    Tel: +358 9 471 71990
    E-mail:marja-riitta.taskinen [at] helsinki.fi

Research Programs Unit
Diabetes and Obesity Research Program
P.O. Box 63 (Haartmaninkatu 8)
00014 University of Helsinki
Finland

LIPKIN-project office



    Laura Impivaara

    Tel: +358 9 471 1870
    GSM: +358 50 428 7811
    E-mail: ext-laura.impivaara [at] hus.fi


Diabetes and Obesity Research Program contact information

Postal Address
Research Programs Unit
Diabetes and Obesity
Research Program
P.O.Box 63, Haartmaninkatu 8
FI-00014 University of Helsinki
Finland

Visiting Address
Biomedicum 1
Haartmaninkatu 8
00290 Helsinki

Tel. +358 2941 911 (tel. exchange)
Fax + 358 2941 26382
Email name.lastname [at] helsinki.fi

LIPKIN - Presentation

Marja-Riitta Taskinen, emerita Professor of internal medicine, is one of the most internationally acclaimed researchers in Finland. Professor Taskinen has over 400 original publications and over 100 reviews and chapters (H-Index 78). Her outstanding achievements have been recognised by several international honours and awards including the Claude Bernard Award (EASD 2002), Edwin Bierman Award (ADA 2004), Novartis Award (2006) and Grand Award of the Finnish Foundation for Cardiovascular Research (2011). The Finnish Medical Foundation chose her as the winner of the Pohjola and Suomi Mutual Medical Award for 2012.

Professor Taskinen's group is currently a partner in EU-project RESOLVE (FP7-HEALTH-2012-INNOVATION-1) started in 2013. Professor Taskinen is also a member of National Institute of Health (NIH) (1R01HL113315-01) funded consortium "Genomic and Metabolomic Profiling of Finnish Familial Dyslipidemia Families" started in 2012. The central themes of her research group have focused on the pathophysiology of lipid and lipoprotein metabolism in health and disease, in particular in Type 1 & 2 diabetes, genetics and treatment of dyslipidemias and prevention of CVD.

Patients with diabetes have a 2-fold increase in the risk for CVD compared with patients who do not have diabetes. CVD has remained the leading cause of morbidity and mortality for patients with type 2 diabetes (T2D), despite recent significant advances in management strategies to lessen CVD risk factors. A major cause is the atherogenic dyslipidemia that frequently precede the diagnosis of T2D by several years, indicating that the dyslipidemia is an early event in the development of cardiovascular complications of T2D. The dyslipidemia is characterized by elevated plasma concentration of both fasting and postprandial (i.e., after eating a meal) triglyceride-rich lipoproteins (TRLs), small dense LDL and low HDL cholesterol. Importantly this dyslipidemia is also common in general population in particular in obese subjects with insulin resistance and NAFLD. Importantly, statins fail to adequately correct the characteristic dyslipoproteinemia, and several recent clinical trials have failed to show benefit from other agents (fibrates and niacin) when added to statins.

The recent lessons from genetic studies have now generated renewed interest in raised concentrations of triglycerides.
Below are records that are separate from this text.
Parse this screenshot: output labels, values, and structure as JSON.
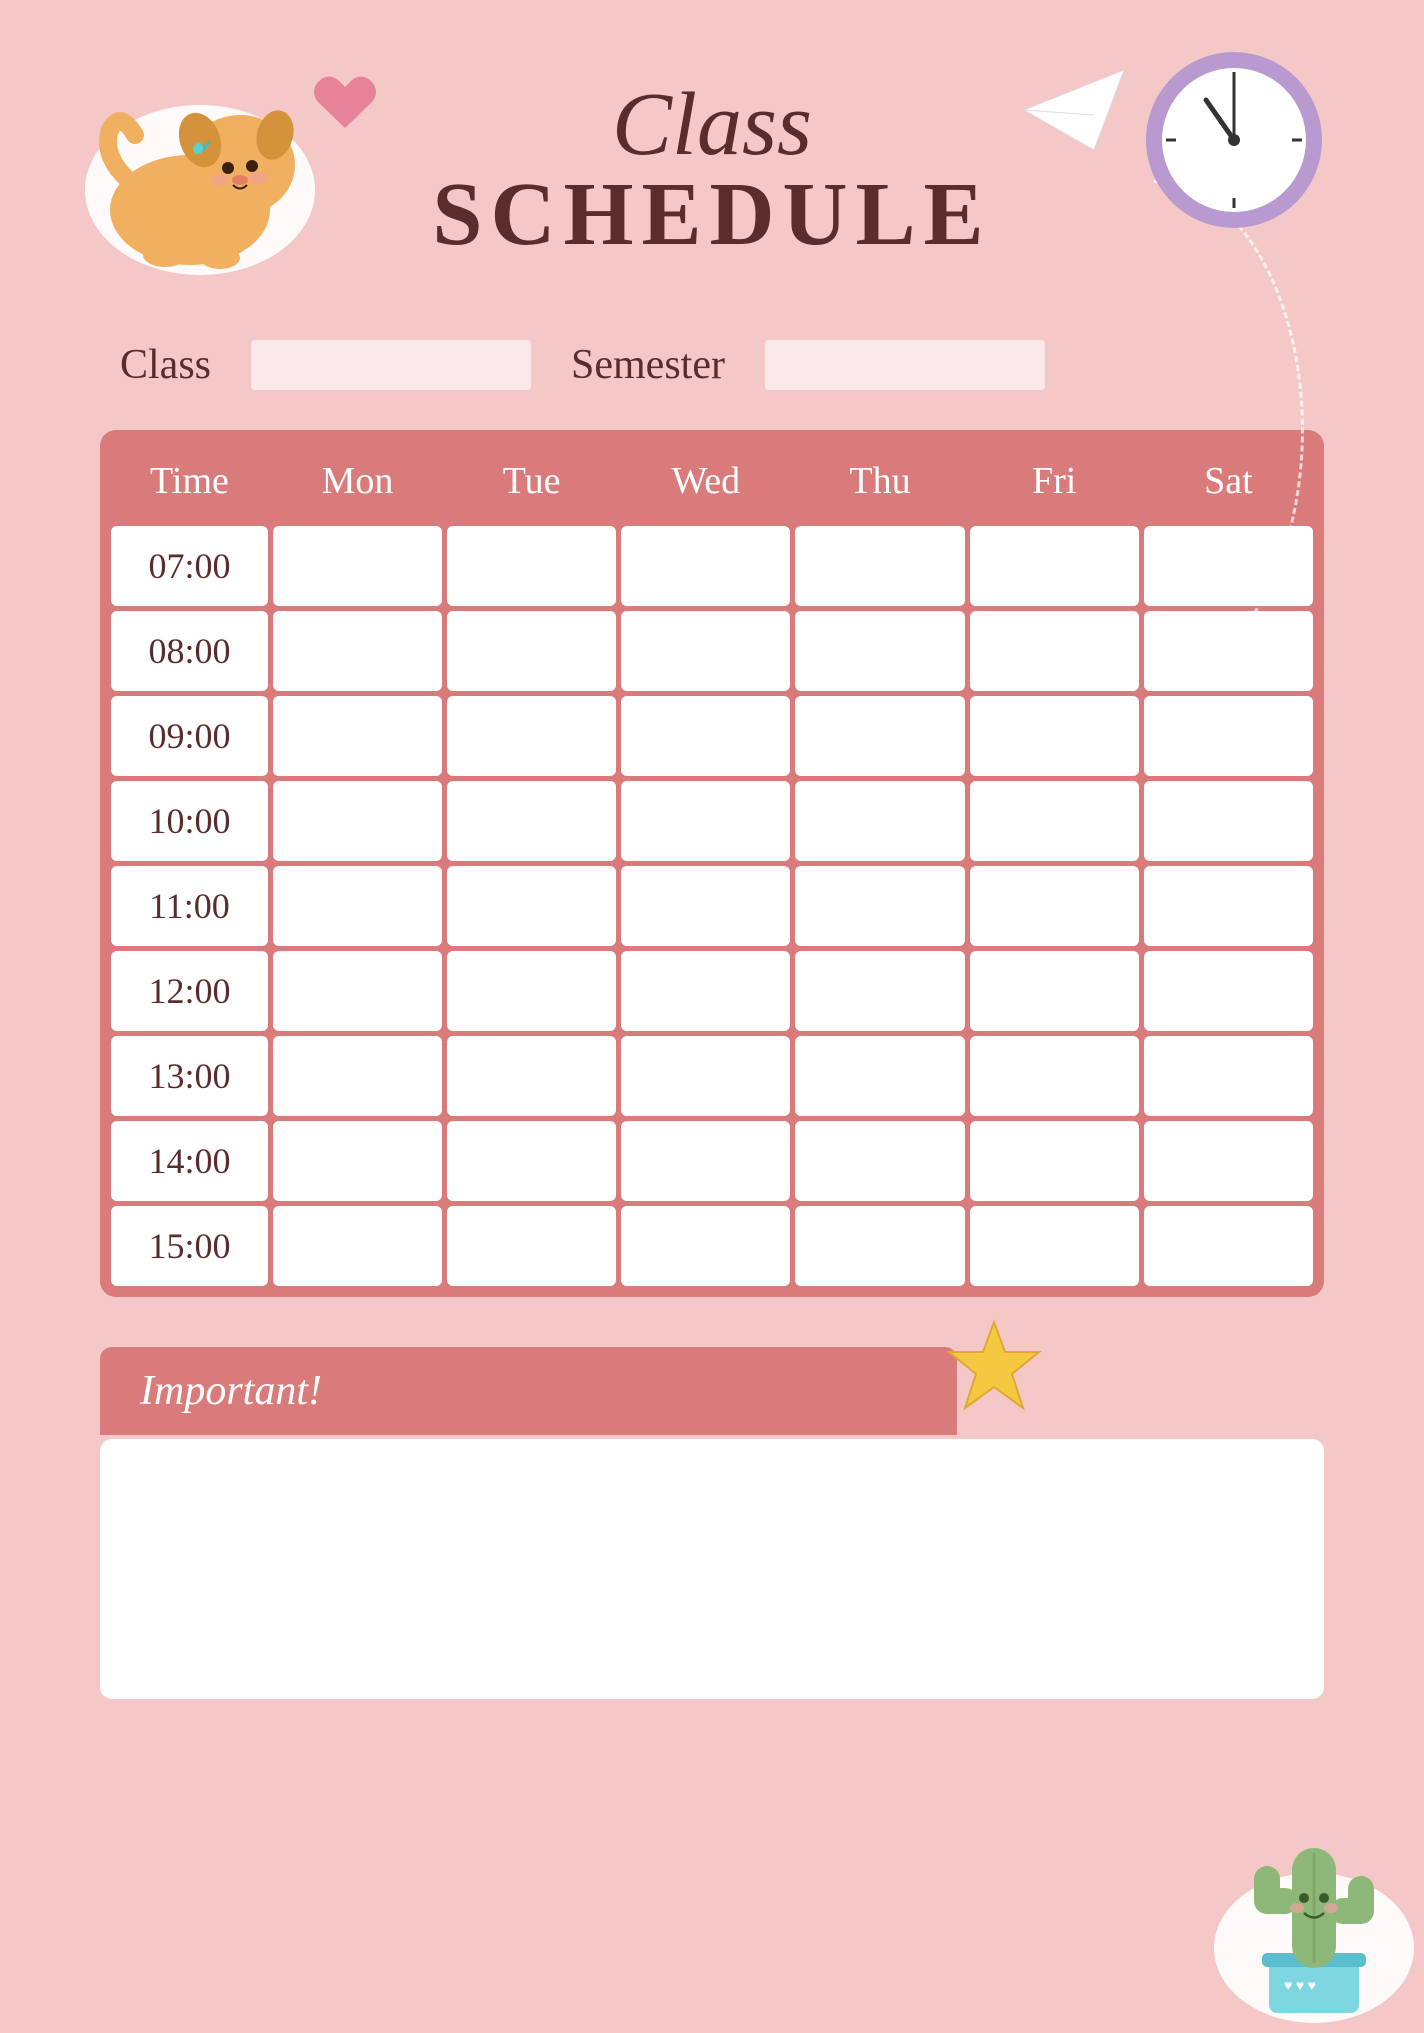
{
  "page": {
    "background_color": "#f5c8c8"
  },
  "header": {
    "title_line1": "Class",
    "title_line2": "SCHEDULE"
  },
  "form": {
    "class_label": "Class",
    "class_value": "",
    "semester_label": "Semester",
    "semester_value": ""
  },
  "table": {
    "headers": [
      "Time",
      "Mon",
      "Tue",
      "Wed",
      "Thu",
      "Fri",
      "Sat"
    ],
    "rows": [
      {
        "time": "07:00",
        "cells": [
          "",
          "",
          "",
          "",
          "",
          ""
        ]
      },
      {
        "time": "08:00",
        "cells": [
          "",
          "",
          "",
          "",
          "",
          ""
        ]
      },
      {
        "time": "09:00",
        "cells": [
          "",
          "",
          "",
          "",
          "",
          ""
        ]
      },
      {
        "time": "10:00",
        "cells": [
          "",
          "",
          "",
          "",
          "",
          ""
        ]
      },
      {
        "time": "11:00",
        "cells": [
          "",
          "",
          "",
          "",
          "",
          ""
        ]
      },
      {
        "time": "12:00",
        "cells": [
          "",
          "",
          "",
          "",
          "",
          ""
        ]
      },
      {
        "time": "13:00",
        "cells": [
          "",
          "",
          "",
          "",
          "",
          ""
        ]
      },
      {
        "time": "14:00",
        "cells": [
          "",
          "",
          "",
          "",
          "",
          ""
        ]
      },
      {
        "time": "15:00",
        "cells": [
          "",
          "",
          "",
          "",
          "",
          ""
        ]
      }
    ]
  },
  "important": {
    "label": "Important!",
    "content": ""
  },
  "decorations": {
    "heart_emoji": "♥",
    "star_color": "#f5c842"
  }
}
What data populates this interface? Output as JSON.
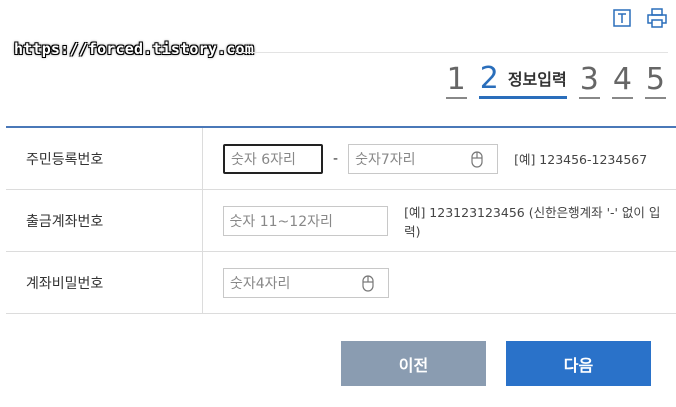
{
  "watermark": "https://forced.tistory.com",
  "steps": {
    "items": [
      "1",
      "2",
      "3",
      "4",
      "5"
    ],
    "active_label": "정보입력"
  },
  "form": {
    "rows": [
      {
        "label": "주민등록번호",
        "first_placeholder": "숫자 6자리",
        "dash": "-",
        "second_placeholder": "숫자7자리",
        "hint": "[예] 123456-1234567"
      },
      {
        "label": "출금계좌번호",
        "placeholder": "숫자 11~12자리",
        "hint": "[예] 123123123456 (신한은행계좌 '-' 없이 입력)"
      },
      {
        "label": "계좌비밀번호",
        "placeholder": "숫자4자리"
      }
    ]
  },
  "buttons": {
    "prev": "이전",
    "next": "다음"
  },
  "icons": [
    "text-size-icon",
    "print-icon",
    "mouse-icon"
  ],
  "colors": {
    "accent": "#2a6ebb",
    "prev_button": "#8a9cb1",
    "next_button": "#2a72c9"
  }
}
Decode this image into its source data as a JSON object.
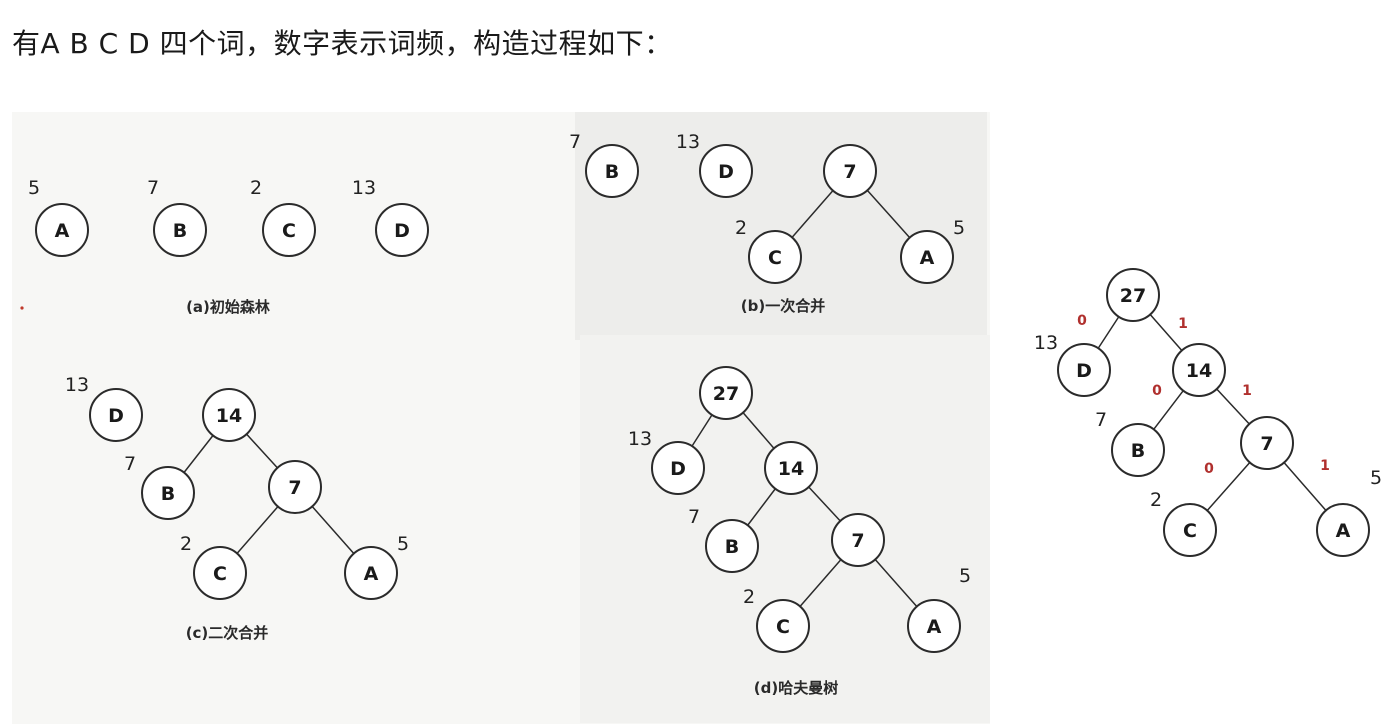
{
  "heading": "有A B C D 四个词，数字表示词频，构造过程如下：",
  "colors": {
    "bit": "#b0302e",
    "stroke": "#2b2b2b",
    "text": "#1a1a1a"
  },
  "panels": [
    {
      "id": "a",
      "caption": "(a)初始森林",
      "nodes": [
        {
          "id": "A",
          "label": "A",
          "weight": "5"
        },
        {
          "id": "B",
          "label": "B",
          "weight": "7"
        },
        {
          "id": "C",
          "label": "C",
          "weight": "2"
        },
        {
          "id": "D",
          "label": "D",
          "weight": "13"
        }
      ],
      "edges": []
    },
    {
      "id": "b",
      "caption": "(b)一次合并",
      "nodes": [
        {
          "id": "B",
          "label": "B",
          "weight": "7"
        },
        {
          "id": "D",
          "label": "D",
          "weight": "13"
        },
        {
          "id": "n7",
          "label": "7",
          "weight": ""
        },
        {
          "id": "C",
          "label": "C",
          "weight": "2"
        },
        {
          "id": "A",
          "label": "A",
          "weight": "5"
        }
      ],
      "edges": [
        {
          "from": "n7",
          "to": "C"
        },
        {
          "from": "n7",
          "to": "A"
        }
      ]
    },
    {
      "id": "c",
      "caption": "(c)二次合并",
      "nodes": [
        {
          "id": "D",
          "label": "D",
          "weight": "13"
        },
        {
          "id": "n14",
          "label": "14",
          "weight": ""
        },
        {
          "id": "B",
          "label": "B",
          "weight": "7"
        },
        {
          "id": "n7",
          "label": "7",
          "weight": ""
        },
        {
          "id": "C",
          "label": "C",
          "weight": "2"
        },
        {
          "id": "A",
          "label": "A",
          "weight": "5"
        }
      ],
      "edges": [
        {
          "from": "n14",
          "to": "B"
        },
        {
          "from": "n14",
          "to": "n7"
        },
        {
          "from": "n7",
          "to": "C"
        },
        {
          "from": "n7",
          "to": "A"
        }
      ]
    },
    {
      "id": "d",
      "caption": "(d)哈夫曼树",
      "nodes": [
        {
          "id": "n27",
          "label": "27",
          "weight": ""
        },
        {
          "id": "D",
          "label": "D",
          "weight": "13"
        },
        {
          "id": "n14",
          "label": "14",
          "weight": ""
        },
        {
          "id": "B",
          "label": "B",
          "weight": "7"
        },
        {
          "id": "n7",
          "label": "7",
          "weight": ""
        },
        {
          "id": "C",
          "label": "C",
          "weight": "2"
        },
        {
          "id": "A",
          "label": "A",
          "weight": "5"
        }
      ],
      "edges": [
        {
          "from": "n27",
          "to": "D"
        },
        {
          "from": "n27",
          "to": "n14"
        },
        {
          "from": "n14",
          "to": "B"
        },
        {
          "from": "n14",
          "to": "n7"
        },
        {
          "from": "n7",
          "to": "C"
        },
        {
          "from": "n7",
          "to": "A"
        }
      ]
    },
    {
      "id": "e",
      "caption": "",
      "nodes": [
        {
          "id": "n27",
          "label": "27",
          "weight": ""
        },
        {
          "id": "D",
          "label": "D",
          "weight": "13"
        },
        {
          "id": "n14",
          "label": "14",
          "weight": ""
        },
        {
          "id": "B",
          "label": "B",
          "weight": "7"
        },
        {
          "id": "n7",
          "label": "7",
          "weight": ""
        },
        {
          "id": "C",
          "label": "C",
          "weight": "2"
        },
        {
          "id": "A",
          "label": "A",
          "weight": "5"
        }
      ],
      "edges": [
        {
          "from": "n27",
          "to": "D",
          "bit": "0"
        },
        {
          "from": "n27",
          "to": "n14",
          "bit": "1"
        },
        {
          "from": "n14",
          "to": "B",
          "bit": "0"
        },
        {
          "from": "n14",
          "to": "n7",
          "bit": "1"
        },
        {
          "from": "n7",
          "to": "C",
          "bit": "0"
        },
        {
          "from": "n7",
          "to": "A",
          "bit": "1"
        }
      ]
    }
  ]
}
This renewed interest has been driven by both epidemiological and genetic evidence demonstrating that raised TRLs and their remnants are directly linked to increased CVD and all-cause mortality. Consequently, efforts to reduce the concentrations of both fasting and postprandial triglycerides and their remnants are thus critical to lessen the burden of residual risk in patients with heart disease.

More information on our current research projects is available here.